4. Contribution, 13 Am.Jur. § 51, p. 48; 1955 Supplement, Contribution, p. 6. The term "common liability" as used in the cases referred to in Am.Jur., means a liability of the same kind, that is, one arising from the breach of the same duty. This would, of course, not be the case if the liability of one defendant arose under the Federal Employees Liability Act or under a state Workmen's Compensation law, and that of the other defendant arose out of the breach of a common law duty of ordinary care.
BROWN, Circuit Judge (specially concurring).
I concur in the result and all that is so ably stated down to the point of contribution.
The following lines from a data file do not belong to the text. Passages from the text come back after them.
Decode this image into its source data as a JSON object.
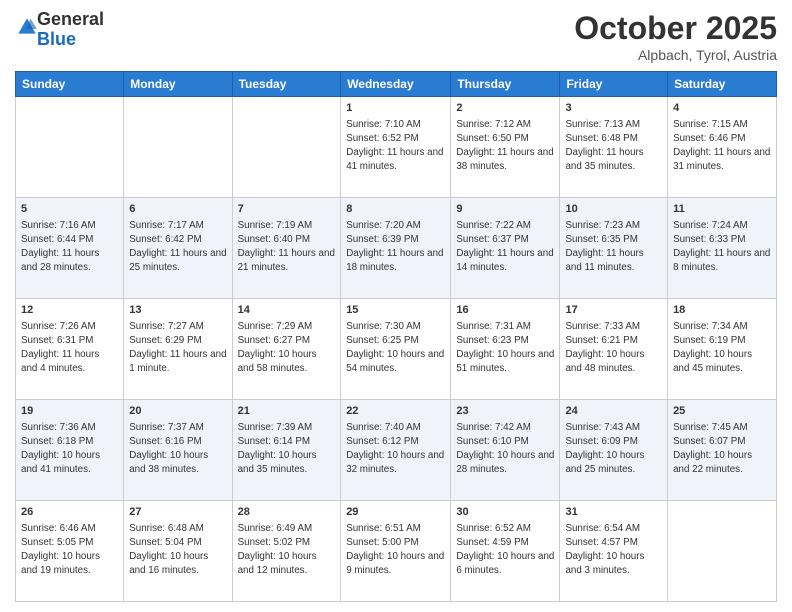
{
  "logo": {
    "general": "General",
    "blue": "Blue"
  },
  "header": {
    "month": "October 2025",
    "location": "Alpbach, Tyrol, Austria"
  },
  "weekdays": [
    "Sunday",
    "Monday",
    "Tuesday",
    "Wednesday",
    "Thursday",
    "Friday",
    "Saturday"
  ],
  "weeks": [
    [
      {
        "day": "",
        "info": ""
      },
      {
        "day": "",
        "info": ""
      },
      {
        "day": "",
        "info": ""
      },
      {
        "day": "1",
        "info": "Sunrise: 7:10 AM\nSunset: 6:52 PM\nDaylight: 11 hours and 41 minutes."
      },
      {
        "day": "2",
        "info": "Sunrise: 7:12 AM\nSunset: 6:50 PM\nDaylight: 11 hours and 38 minutes."
      },
      {
        "day": "3",
        "info": "Sunrise: 7:13 AM\nSunset: 6:48 PM\nDaylight: 11 hours and 35 minutes."
      },
      {
        "day": "4",
        "info": "Sunrise: 7:15 AM\nSunset: 6:46 PM\nDaylight: 11 hours and 31 minutes."
      }
    ],
    [
      {
        "day": "5",
        "info": "Sunrise: 7:16 AM\nSunset: 6:44 PM\nDaylight: 11 hours and 28 minutes."
      },
      {
        "day": "6",
        "info": "Sunrise: 7:17 AM\nSunset: 6:42 PM\nDaylight: 11 hours and 25 minutes."
      },
      {
        "day": "7",
        "info": "Sunrise: 7:19 AM\nSunset: 6:40 PM\nDaylight: 11 hours and 21 minutes."
      },
      {
        "day": "8",
        "info": "Sunrise: 7:20 AM\nSunset: 6:39 PM\nDaylight: 11 hours and 18 minutes."
      },
      {
        "day": "9",
        "info": "Sunrise: 7:22 AM\nSunset: 6:37 PM\nDaylight: 11 hours and 14 minutes."
      },
      {
        "day": "10",
        "info": "Sunrise: 7:23 AM\nSunset: 6:35 PM\nDaylight: 11 hours and 11 minutes."
      },
      {
        "day": "11",
        "info": "Sunrise: 7:24 AM\nSunset: 6:33 PM\nDaylight: 11 hours and 8 minutes."
      }
    ],
    [
      {
        "day": "12",
        "info": "Sunrise: 7:26 AM\nSunset: 6:31 PM\nDaylight: 11 hours and 4 minutes."
      },
      {
        "day": "13",
        "info": "Sunrise: 7:27 AM\nSunset: 6:29 PM\nDaylight: 11 hours and 1 minute."
      },
      {
        "day": "14",
        "info": "Sunrise: 7:29 AM\nSunset: 6:27 PM\nDaylight: 10 hours and 58 minutes."
      },
      {
        "day": "15",
        "info": "Sunrise: 7:30 AM\nSunset: 6:25 PM\nDaylight: 10 hours and 54 minutes."
      },
      {
        "day": "16",
        "info": "Sunrise: 7:31 AM\nSunset: 6:23 PM\nDaylight: 10 hours and 51 minutes."
      },
      {
        "day": "17",
        "info": "Sunrise: 7:33 AM\nSunset: 6:21 PM\nDaylight: 10 hours and 48 minutes."
      },
      {
        "day": "18",
        "info": "Sunrise: 7:34 AM\nSunset: 6:19 PM\nDaylight: 10 hours and 45 minutes."
      }
    ],
    [
      {
        "day": "19",
        "info": "Sunrise: 7:36 AM\nSunset: 6:18 PM\nDaylight: 10 hours and 41 minutes."
      },
      {
        "day": "20",
        "info": "Sunrise: 7:37 AM\nSunset: 6:16 PM\nDaylight: 10 hours and 38 minutes."
      },
      {
        "day": "21",
        "info": "Sunrise: 7:39 AM\nSunset: 6:14 PM\nDaylight: 10 hours and 35 minutes."
      },
      {
        "day": "22",
        "info": "Sunrise: 7:40 AM\nSunset: 6:12 PM\nDaylight: 10 hours and 32 minutes."
      },
      {
        "day": "23",
        "info": "Sunrise: 7:42 AM\nSunset: 6:10 PM\nDaylight: 10 hours and 28 minutes."
      },
      {
        "day": "24",
        "info": "Sunrise: 7:43 AM\nSunset: 6:09 PM\nDaylight: 10 hours and 25 minutes."
      },
      {
        "day": "25",
        "info": "Sunrise: 7:45 AM\nSunset: 6:07 PM\nDaylight: 10 hours and 22 minutes."
      }
    ],
    [
      {
        "day": "26",
        "info": "Sunrise: 6:46 AM\nSunset: 5:05 PM\nDaylight: 10 hours and 19 minutes."
      },
      {
        "day": "27",
        "info": "Sunrise: 6:48 AM\nSunset: 5:04 PM\nDaylight: 10 hours and 16 minutes."
      },
      {
        "day": "28",
        "info": "Sunrise: 6:49 AM\nSunset: 5:02 PM\nDaylight: 10 hours and 12 minutes."
      },
      {
        "day": "29",
        "info": "Sunrise: 6:51 AM\nSunset: 5:00 PM\nDaylight: 10 hours and 9 minutes."
      },
      {
        "day": "30",
        "info": "Sunrise: 6:52 AM\nSunset: 4:59 PM\nDaylight: 10 hours and 6 minutes."
      },
      {
        "day": "31",
        "info": "Sunrise: 6:54 AM\nSunset: 4:57 PM\nDaylight: 10 hours and 3 minutes."
      },
      {
        "day": "",
        "info": ""
      }
    ]
  ]
}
Having denied indemnity because the railroad breached a duty owing to Haymes, this is an ample basis for denying contribution under the Texas Statute, Article 2212, Vernon's Texas Civil Statutes, or the common law reserved by its terms. What has been said of the statute, "It would not be within the spirit of this statute to allow a right of contribution in favor of a tort-feasor where the event which brought about the injury resulted from his violation of a duty which he owed to the other tort-feasor from whom contribution is sought", Wheeler v. Glazer, 137 Tex. 341, 153 S.W.2d 449, 452, 140 A.L.R. 1301, would apply to non-statutory contribution.
Texas has not yet voiced a policy that a right of contribution otherwise existing is unavailable because the original plaintiff could not have recovered from the co-tort-feasor. Until it does, we ought not to forge such a doctrine out of analogous material so weak as Patterson v. Tomlinson, Tex.Civ.App., 118 S.W.2d 645. The decision on this point should await full exploration of the factors bearing upon it, not the least of which is that modern concepts of indemnity and contribution seek to apportion the total loss on those who bring it about in fact. It is the loss, measured sometimes by the judgment which the one has been required to pay, which is to be shared. It has been sustained because of the joint wrongs of several. It is no less because a bar, statutory or otherwise, denies recovery as between a plaintiff and one of the defendants. The allowance does not defeat the policy of non-liability reflected by such bar since the obligation of one co-tort-feasor to the other springs entirely from a different source — the duty to each other and the violation of it. The policy of apportionment of loss is as vital as the policy of non-liability. This collision of policy is for Texas to decide. See Otis Elevator Co. v. Cameron, Tex. Civ.App., 205 S.W. 852.
If the right, because of this assumed impediment, did not exist at common law, then the statute, Art. 2212, comes into play and Wheeler v. Glazer, supra, not the impediment, supplies the answer.